- Directions for this task
Print out the data below in full and exactly, skipping the pictures.

[Supplied records — start]

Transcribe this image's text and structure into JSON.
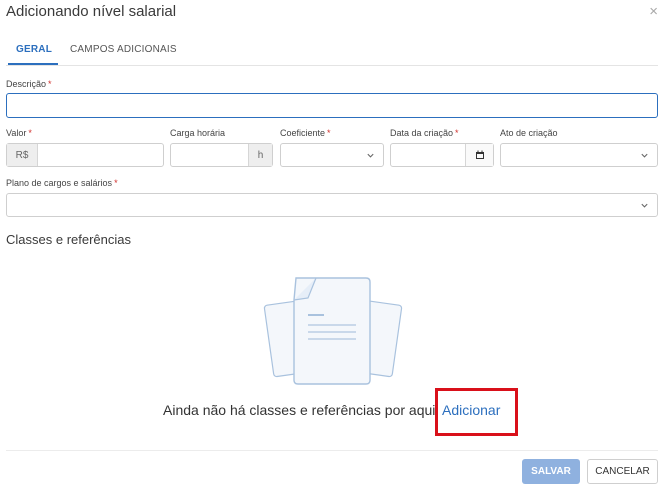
{
  "dialog": {
    "title": "Adicionando nível salarial",
    "close_icon": "×"
  },
  "tabs": [
    {
      "label": "GERAL",
      "active": true
    },
    {
      "label": "CAMPOS ADICIONAIS",
      "active": false
    }
  ],
  "form": {
    "descricao": {
      "label": "Descrição",
      "required": "*",
      "value": ""
    },
    "valor": {
      "label": "Valor",
      "required": "*",
      "prefix": "R$",
      "value": ""
    },
    "carga": {
      "label": "Carga horária",
      "suffix": "h",
      "value": ""
    },
    "coeficiente": {
      "label": "Coeficiente",
      "required": "*",
      "value": ""
    },
    "data": {
      "label": "Data da criação",
      "required": "*",
      "value": ""
    },
    "ato": {
      "label": "Ato de criação",
      "value": ""
    },
    "plano": {
      "label": "Plano de cargos e salários",
      "required": "*",
      "value": ""
    }
  },
  "section": {
    "title": "Classes e referências",
    "empty_text": "Ainda não há classes e referências por aqui",
    "add_link": "Adicionar"
  },
  "footer": {
    "save_label": "SALVAR",
    "cancel_label": "CANCELAR"
  },
  "icons": {
    "chevron": "chevron-down-icon",
    "calendar": "calendar-icon",
    "close": "close-icon"
  }
}
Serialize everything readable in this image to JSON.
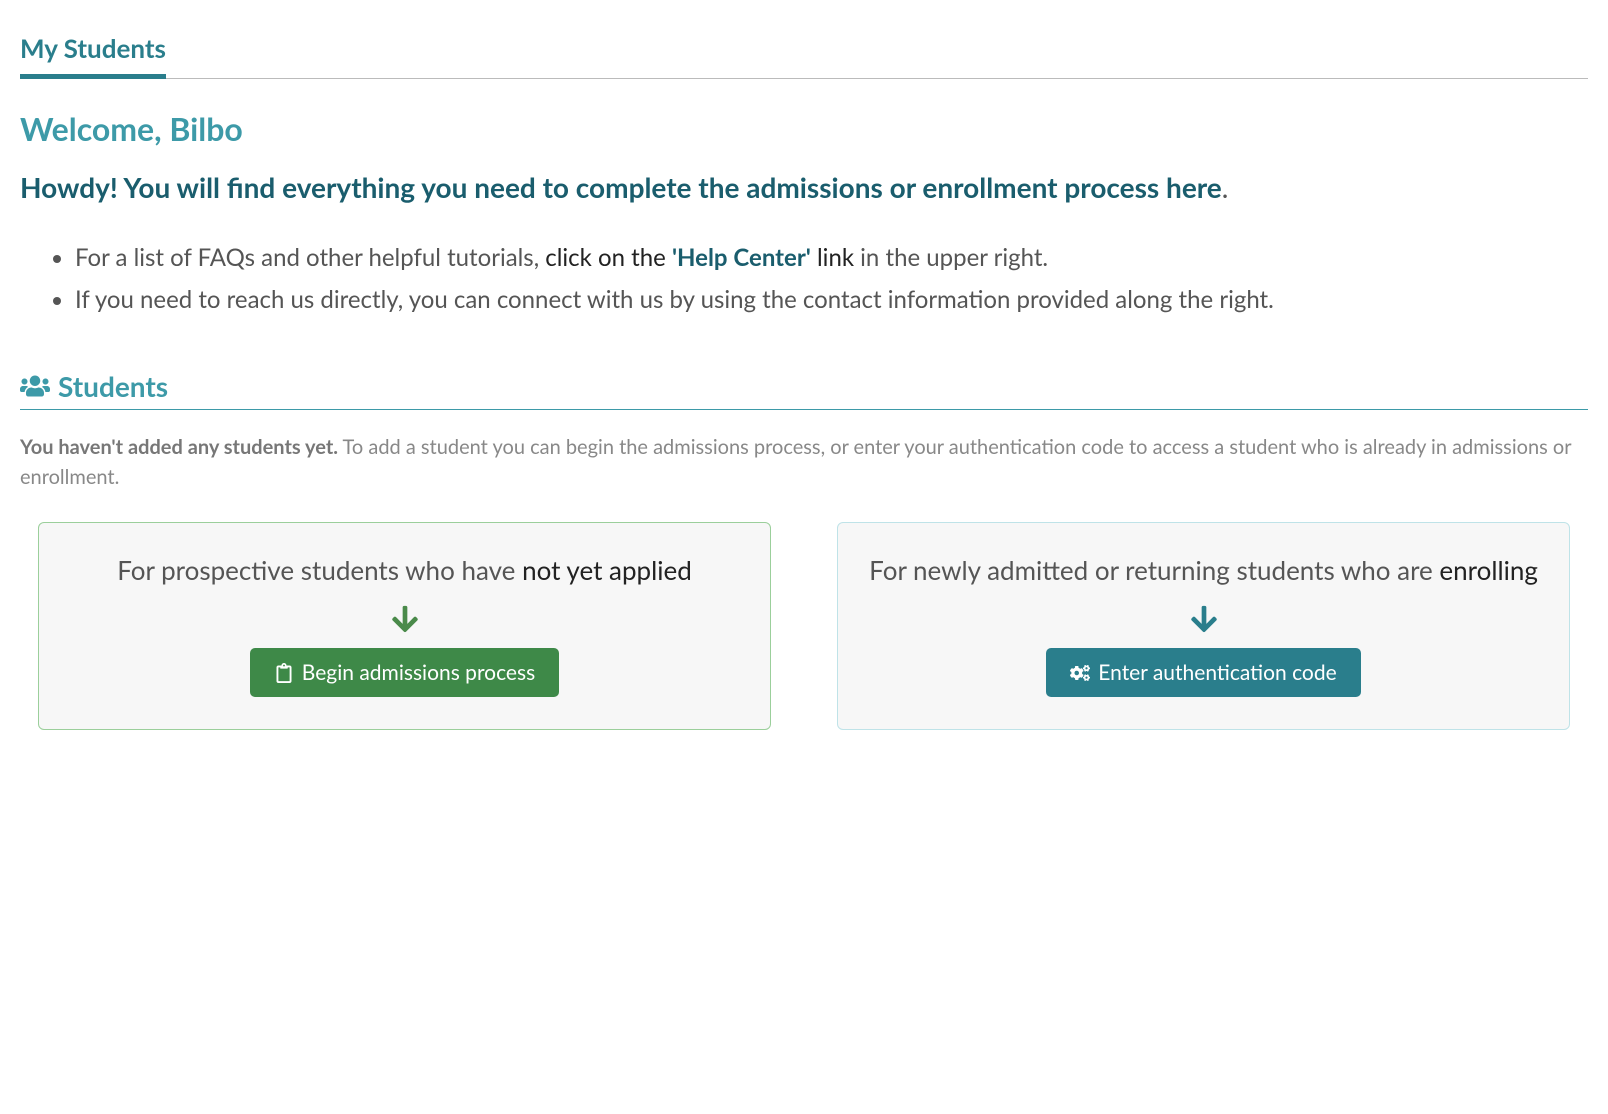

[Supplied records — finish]

- Solution to the exercise
Transcribe this image's text and structure into JSON.
{
  "dialog": {
    "title": "Adicionando nível salarial",
    "close_icon": "×"
  },
  "tabs": [
    {
      "label": "GERAL",
      "active": true
    },
    {
      "label": "CAMPOS ADICIONAIS",
      "active": false
    }
  ],
  "form": {
    "descricao": {
      "label": "Descrição",
      "required": "*",
      "value": ""
    },
    "valor": {
      "label": "Valor",
      "required": "*",
      "prefix": "R$",
      "value": ""
    },
    "carga": {
      "label": "Carga horária",
      "suffix": "h",
      "value": ""
    },
    "coeficiente": {
      "label": "Coeficiente",
      "required": "*",
      "value": ""
    },
    "data": {
      "label": "Data da criação",
      "required": "*",
      "value": ""
    },
    "ato": {
      "label": "Ato de criação",
      "value": ""
    },
    "plano": {
      "label": "Plano de cargos e salários",
      "required": "*",
      "value": ""
    }
  },
  "section": {
    "title": "Classes e referências",
    "empty_text": "Ainda não há classes e referências por aqui",
    "add_link": "Adicionar"
  },
  "footer": {
    "save_label": "SALVAR",
    "cancel_label": "CANCELAR"
  },
  "icons": {
    "chevron": "chevron-down-icon",
    "calendar": "calendar-icon",
    "close": "close-icon"
  }
}
Serialize everything readable in this image to JSON.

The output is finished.